Consider the process of learning how to ride a bicycle.
In the beginning, a learner becomes familiar with the sensation of balancing on the seat, using the handlebars to steer the bike, learning how to apply the brakes and the amount of pressure needed to enable to bicycle to respond to the brakes smoothly. In all of this initial learning, a mentor is quite possibly standing by to provide stabilization and additional reassurance or instruction as needed, but the rider-learner is very actively involved and participating in the process.
As the learner gains experience, confidence, and familiarity with the biking process, the mentor can step back and allow the learner to attempt to start, continue riding, and stop without balance assistance. The rider-learner adds to the knowledge and experience basis already acquired while practicing these skills independently.
With further experience, the learner incorporates use of different speeds and gears to further refine technique and efficiency.

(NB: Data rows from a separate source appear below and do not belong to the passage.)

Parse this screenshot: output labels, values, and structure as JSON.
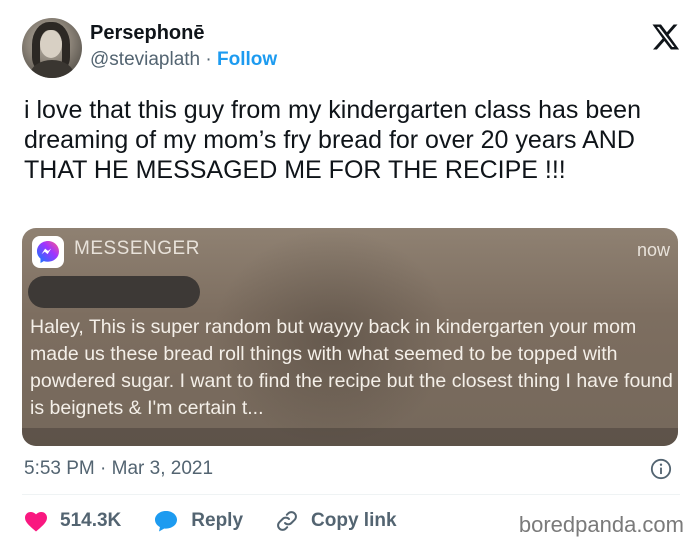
{
  "author": {
    "name": "Persephonē",
    "handle": "@steviaplath",
    "separator": "·",
    "follow_label": "Follow"
  },
  "tweet": {
    "text": "i love that this guy from my kindergarten class has been dreaming of my mom’s fry bread for over 20 years AND THAT HE MESSAGED ME FOR THE RECIPE !!!"
  },
  "notification": {
    "app": "MESSENGER",
    "time": "now",
    "body": "Haley, This is super random but wayyy back in kindergarten your mom made us these bread roll things with what seemed to be topped with powdered sugar. I want to find the recipe but the closest thing I have found is beignets & I'm certain t..."
  },
  "meta": {
    "timestamp": "5:53 PM · Mar 3, 2021"
  },
  "actions": {
    "likes": "514.3K",
    "reply_label": "Reply",
    "copy_link_label": "Copy link"
  },
  "watermark": "boredpanda.com",
  "colors": {
    "link": "#1d9bf0",
    "heart": "#f91880",
    "muted": "#536471"
  },
  "icons": [
    "x-logo-icon",
    "messenger-icon",
    "info-icon",
    "heart-icon",
    "reply-bubble-icon",
    "link-icon"
  ]
}
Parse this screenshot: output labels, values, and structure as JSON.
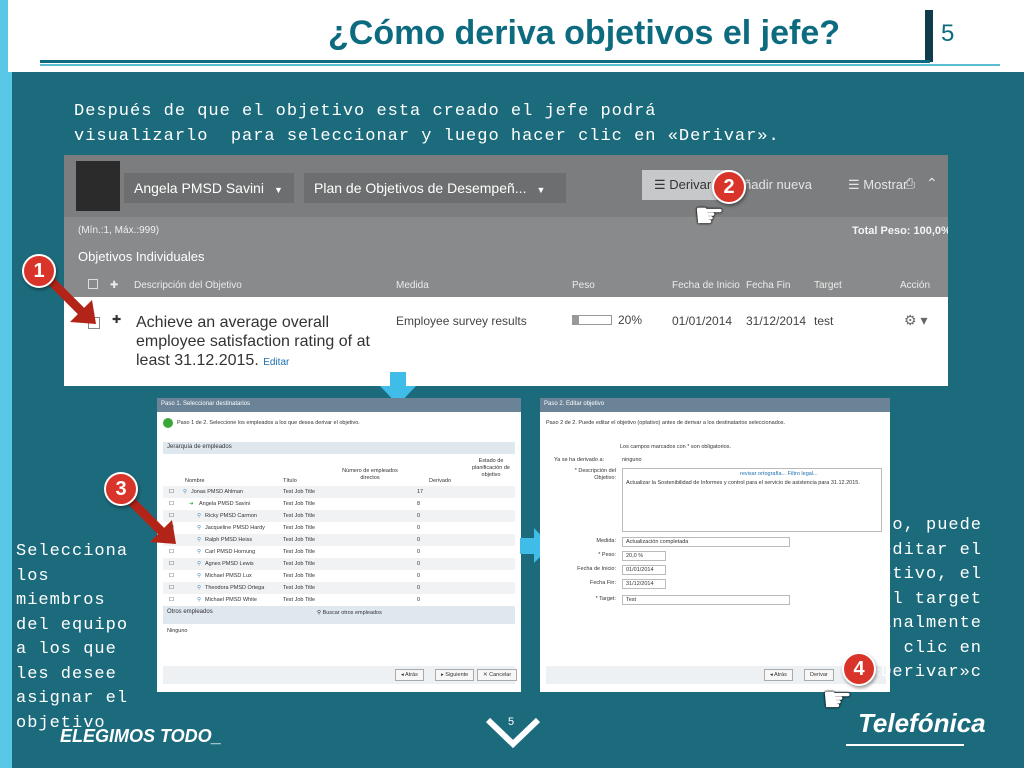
{
  "slide": {
    "title": "¿Cómo deriva objetivos el jefe?",
    "page_number": "5",
    "intro_text": "Después de que el objetivo esta creado el jefe podrá visualizarlo  para seleccionar y luego hacer clic en «Derivar».",
    "side_left_text": "Selecciona los miembros del equipo a los que les desee asignar el objetivo",
    "side_right_text": "Luego, puede editar el objetivo, el peso y el target para finalmente hacer clic en «Derivar»c",
    "badges": [
      "1",
      "2",
      "3",
      "4"
    ],
    "footer_brand": "ELEGIMOS TODO_",
    "footer_page": "5",
    "footer_logo": "Telefónica",
    "colors": {
      "background": "#1c6b7c",
      "accent": "#59c7e6",
      "title": "#0d6b80",
      "badge": "#d8342a"
    },
    "icons": [
      "arrow-down-icon",
      "arrow-right-icon",
      "arrow-pointer-icon",
      "hand-cursor-icon",
      "chevron-down-icon"
    ]
  },
  "screenshot1": {
    "user": "Angela PMSD Savini",
    "plan": "Plan de Objetivos de Desempeñ...",
    "derivar": "Derivar",
    "anadir": "ñadir nueva",
    "mostrar": "Mostrar",
    "min_max": "(Mín.:1, Máx.:999)",
    "total_peso": "Total Peso: 100,0%",
    "section": "Objetivos Individuales",
    "columns": [
      "Descripción del Objetivo",
      "Medida",
      "Peso",
      "Fecha de Inicio",
      "Fecha Fin",
      "Target",
      "Acción"
    ],
    "row": {
      "description": "Achieve an average overall employee satisfaction rating of at least 31.12.2015.",
      "edit": "Editar",
      "measure": "Employee survey results",
      "weight": "20%",
      "weight_fraction": 0.2,
      "start": "01/01/2014",
      "end": "31/12/2014",
      "target": "test"
    }
  },
  "panel1": {
    "title": "Paso 1. Seleccionar destinatarios",
    "step": "Paso 1 de 2. Seleccione los empleados a los que desea derivar el objetivo.",
    "hierarchy": "Jerarquía de empleados",
    "columns": [
      "Nombre",
      "Título",
      "Número de empleados directos",
      "Derivado",
      "Estado de planificación de objetivo"
    ],
    "employees": [
      {
        "name": "Jonas PMSD Ahlman",
        "title": "Test Job Title",
        "count": "17"
      },
      {
        "name": "Angela PMSD Savini",
        "title": "Test Job Title",
        "count": "8"
      },
      {
        "name": "Ricky PMSD Carmon",
        "title": "Test Job Title",
        "count": "0"
      },
      {
        "name": "Jacqueline PMSD Hardy",
        "title": "Test Job Title",
        "count": "0"
      },
      {
        "name": "Ralph PMSD Heiss",
        "title": "Test Job Title",
        "count": "0"
      },
      {
        "name": "Carl PMSD Hornung",
        "title": "Test Job Title",
        "count": "0"
      },
      {
        "name": "Agnes PMSD Lewis",
        "title": "Test Job Title",
        "count": "0"
      },
      {
        "name": "Michael PMSD Lux",
        "title": "Test Job Title",
        "count": "0"
      },
      {
        "name": "Theodora PMSD Ortega",
        "title": "Test Job Title",
        "count": "0"
      },
      {
        "name": "Michael PMSD White",
        "title": "Test Job Title",
        "count": "0"
      }
    ],
    "otros": "Otros empleados",
    "buscar": "Buscar otros empleados",
    "ninguno": "Ninguno",
    "buttons": [
      "Atrás",
      "Siguiente",
      "Cancelar"
    ]
  },
  "panel2": {
    "title": "Paso 2. Editar objetivo",
    "step": "Paso 2 de 2. Puede editar el objetivo (optativo) antes de derivar a los destinatarios seleccionados.",
    "campos": "Los campos marcados con * son obligatorios.",
    "ya_label": "Ya se ha derivado a:",
    "ya_value": "ninguno",
    "desc_label": "* Descripción del Objetivo:",
    "spell": "revisar ortografía... Filtro legal...",
    "desc_value": "Actualizar la Sostenibilidad de Informes y control para el servicio de asistencia para 31.12.2015.",
    "fields": [
      {
        "label": "Medida:",
        "value": "Actualización completada"
      },
      {
        "label": "* Peso:",
        "value": "20,0  %"
      },
      {
        "label": "Fecha de Inicio:",
        "value": "01/01/2014"
      },
      {
        "label": "Fecha Fin:",
        "value": "31/12/2014"
      },
      {
        "label": "* Target:",
        "value": "Test"
      }
    ],
    "buttons": [
      "Atrás",
      "Derivar"
    ]
  }
}
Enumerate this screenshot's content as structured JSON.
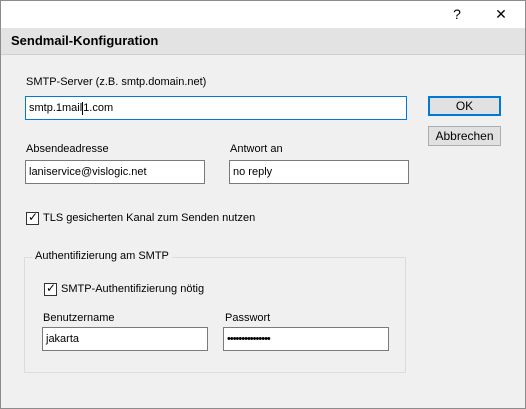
{
  "titlebar": {
    "help_glyph": "?",
    "close_glyph": "✕"
  },
  "header": {
    "title": "Sendmail-Konfiguration"
  },
  "smtp": {
    "label": "SMTP-Server (z.B. smtp.domain.net)",
    "value_before_caret": "smtp.1mail",
    "value_after_caret": "1.com"
  },
  "buttons": {
    "ok": "OK",
    "cancel": "Abbrechen"
  },
  "sender": {
    "label": "Absendeadresse",
    "value": "laniservice@vislogic.net"
  },
  "reply_to": {
    "label": "Antwort an",
    "value": "no reply"
  },
  "tls": {
    "label": "TLS gesicherten Kanal zum Senden nutzen",
    "checked": true
  },
  "auth_group": {
    "legend": "Authentifizierung am SMTP",
    "required_label": "SMTP-Authentifizierung nötig",
    "required_checked": true,
    "username_label": "Benutzername",
    "username_value": "jakarta",
    "password_label": "Passwort",
    "password_value": "•••••••••••••••"
  },
  "check_glyph": "✓"
}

The bicyclist may also choose to add knowledge of conditioning to allow for long-distance or racing-speed bicycling.